A guitar shop with a ‘400-pound iPod shuffle’ coming to downtown Lawrence
photo by: Chad Lawhorn/Journal-World photo
Whether your dream is to be a rock star or simply to imitate The Fonz, there soon will be a downtown shop designed to appeal to you. A lifelong Lawrence resident has struck a deal to open a Massachusetts Street guitar shop that also will have lots of other music memorabilia.
“This shop has been a dream of mine since I came to terms that I wasn’t going to be a rock star,” said Casey Green.
He plans to open Guitarma (a combination of guitar and karma) at 726 Massachusetts St. by Labor Day. If you are having a hard time picturing the spot, it is the former Creation Station retail storefront that was most recently a Thai ice cream shop.
The shop will focus on selling a whole lot of used guitars, with an emphasis on electric guitars. So, it is easy to understand how it may appeal to wannabe rock stars. But Fonzie imitators? The shop also will sell old jukeboxes, which Green collects. As you may remember, the Fonz — a character on the “Happy Days” sitcom — had a trademark move of giving a jukebox a knock and getting it to play any song. (Actually, some of you may not remember, but now you have no excuse to be alarmed if a man in a leather jacket begins pounding on a jukebox and shouting song titles.)

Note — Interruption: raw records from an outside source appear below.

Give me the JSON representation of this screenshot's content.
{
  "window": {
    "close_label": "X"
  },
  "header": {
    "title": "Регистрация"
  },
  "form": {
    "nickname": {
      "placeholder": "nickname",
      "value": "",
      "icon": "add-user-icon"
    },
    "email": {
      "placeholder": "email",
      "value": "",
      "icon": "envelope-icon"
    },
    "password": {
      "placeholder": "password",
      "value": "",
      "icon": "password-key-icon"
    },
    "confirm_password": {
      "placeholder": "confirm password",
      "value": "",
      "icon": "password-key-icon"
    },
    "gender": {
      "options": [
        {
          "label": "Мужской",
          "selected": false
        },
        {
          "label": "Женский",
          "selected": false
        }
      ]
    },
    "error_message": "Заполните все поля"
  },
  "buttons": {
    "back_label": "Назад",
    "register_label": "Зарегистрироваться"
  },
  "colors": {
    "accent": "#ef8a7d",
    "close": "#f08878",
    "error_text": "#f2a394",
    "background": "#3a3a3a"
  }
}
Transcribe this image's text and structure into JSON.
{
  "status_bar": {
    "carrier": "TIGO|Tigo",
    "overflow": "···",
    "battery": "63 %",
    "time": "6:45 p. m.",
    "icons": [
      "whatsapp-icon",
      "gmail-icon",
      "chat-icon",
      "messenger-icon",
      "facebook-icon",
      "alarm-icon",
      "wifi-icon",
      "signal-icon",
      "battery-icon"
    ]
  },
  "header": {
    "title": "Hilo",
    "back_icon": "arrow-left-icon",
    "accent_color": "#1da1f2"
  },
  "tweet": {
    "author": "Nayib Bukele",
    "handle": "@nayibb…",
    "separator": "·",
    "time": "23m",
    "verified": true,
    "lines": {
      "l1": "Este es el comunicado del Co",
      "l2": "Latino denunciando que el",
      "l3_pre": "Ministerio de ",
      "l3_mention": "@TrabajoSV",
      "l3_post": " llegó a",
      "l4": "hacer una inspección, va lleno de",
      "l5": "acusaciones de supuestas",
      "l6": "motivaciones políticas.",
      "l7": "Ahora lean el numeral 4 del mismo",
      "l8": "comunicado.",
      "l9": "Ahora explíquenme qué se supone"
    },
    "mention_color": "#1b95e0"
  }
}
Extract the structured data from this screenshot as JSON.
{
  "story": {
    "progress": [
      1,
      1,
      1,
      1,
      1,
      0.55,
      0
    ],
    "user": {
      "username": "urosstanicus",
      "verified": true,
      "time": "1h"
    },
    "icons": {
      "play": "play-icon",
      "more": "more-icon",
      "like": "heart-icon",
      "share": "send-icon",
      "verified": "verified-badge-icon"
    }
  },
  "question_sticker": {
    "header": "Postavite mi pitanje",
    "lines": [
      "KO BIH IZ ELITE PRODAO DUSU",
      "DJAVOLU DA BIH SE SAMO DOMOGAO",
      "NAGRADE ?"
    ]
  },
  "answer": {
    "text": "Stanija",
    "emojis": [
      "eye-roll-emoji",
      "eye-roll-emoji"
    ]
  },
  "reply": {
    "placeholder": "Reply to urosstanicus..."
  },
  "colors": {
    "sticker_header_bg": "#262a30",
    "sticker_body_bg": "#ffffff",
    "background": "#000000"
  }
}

Green doesn’t expect to sell a lot of jukeboxes, but the devices are part of a strategy to make the store welcoming to even nonmusicians. All the jukeboxes will be the old style — pre-digital music — that features lots of neon and many contraptions that grab and spin the little old 45-style records.
“They do exactly what they are designed to do. They draw the eye,” Green said. “There are so many people who don’t even know what a 45 is. I tell people it is interesting to see what a 400-pound iPod shuffle looks like.”
The shop also will sell a few vinyl records, amplifiers, and some rock-and-roll memorabilia. But guitars will be the main focus. Green said he plans to specialize in used guitars because that will allow the store to have a larger variety and keep prices down.
After having grown up as a music junkie in Lawrence, Green went on to work in the white collar business world. That never satisfied his desire to be part of the local music scene, and Green said he thinks a guitar shop may be a good vehicle to take advantage of what he thinks is a coming surge in people deciding to do more of their retail shopping locally.
“It feels in town like we are right on the cusp of a little bit of a retail renaissance,” Green said. “I think more and more folks are interested in shopping local. Whether they are or not, is probably still up for debate.
“But it is hard to order something like a guitar online without being able to get your hands on it. Two instruments just one serial number apart will sound different based on the wood. A guitar is something you have to hold and connect with.”
Green also said the decision to open the store is a part of a midlife plan he’s long had.
“My midlife crisis plan always has been to open a guitar store or get into the nonprofit world,” Green said.
He’s hoping to do a little bit of both. The store’s tagline is “Turn On, Tune Up, Give Back.” The give back portion involves plans to donate a portion of the store’s sales to a local charity at the end of the year. Green said the percentage and the charity are still to be determined as he gets a better feel for the business. He said he’ll likely end up asking the public for suggestions on charities to donate to, and create some type of contest out of it.
In other news and notes from around town:
• While I wouldn’t suggest wearing a leather jacket while doing it, some specialized clothing can be useful for yoga. Look for a new retailer in downtown to begin tapping that market. Well, it is kind of a new retailer. The athletic apparel chain Lululemon is opening a pop-up store — a phrase that describes a store designed to be open for just a few weeks — in downtown. The is the second year that the company has opened one in downtown Lawrence. Just like last year, the store will be at 714 Massachusetts St., which is the former home of White House Black Market.
It is probably concerning to some that the White House Black Market spot is still available for Lululemon to operate a pop-up store. That means the prime retail space has been empty for at least a year. But yoga fans are the beneficiary. The company got started as a yoga clothing supplier, but now sells all types of shorts, T-shirts, Spandex gear and other items geared to people who exercise. But it continues to tout its yoga beginnings, and I believe, has some in-store yoga sessions.
According to a sign in the window, the store will open in August.
• You’ve maybe seen construction work underway in the former Jackpot Saloon building at 943 Massachusetts St. That is not a sign that a new business is on the way. Evan Holt, the commercial real estate agent who is listing the building, told me the work is being done to improve the interior appearance of the space, while he continues to seek a tenant.
But Holt did say the space is drawing interest. He said the interest is coming from people interested in bar and restaurant concepts. The space is one of the few that is grandfathered in as a true bar operation. It does not have to meet the minimum food sale requirements that new liquor license holders have to meet in downtown. As a result, it has been a true bar in the past. Holt, though, said he thinks there is a chance that some operators may want to add food sales to the location too. I’ll let you know if I hear more.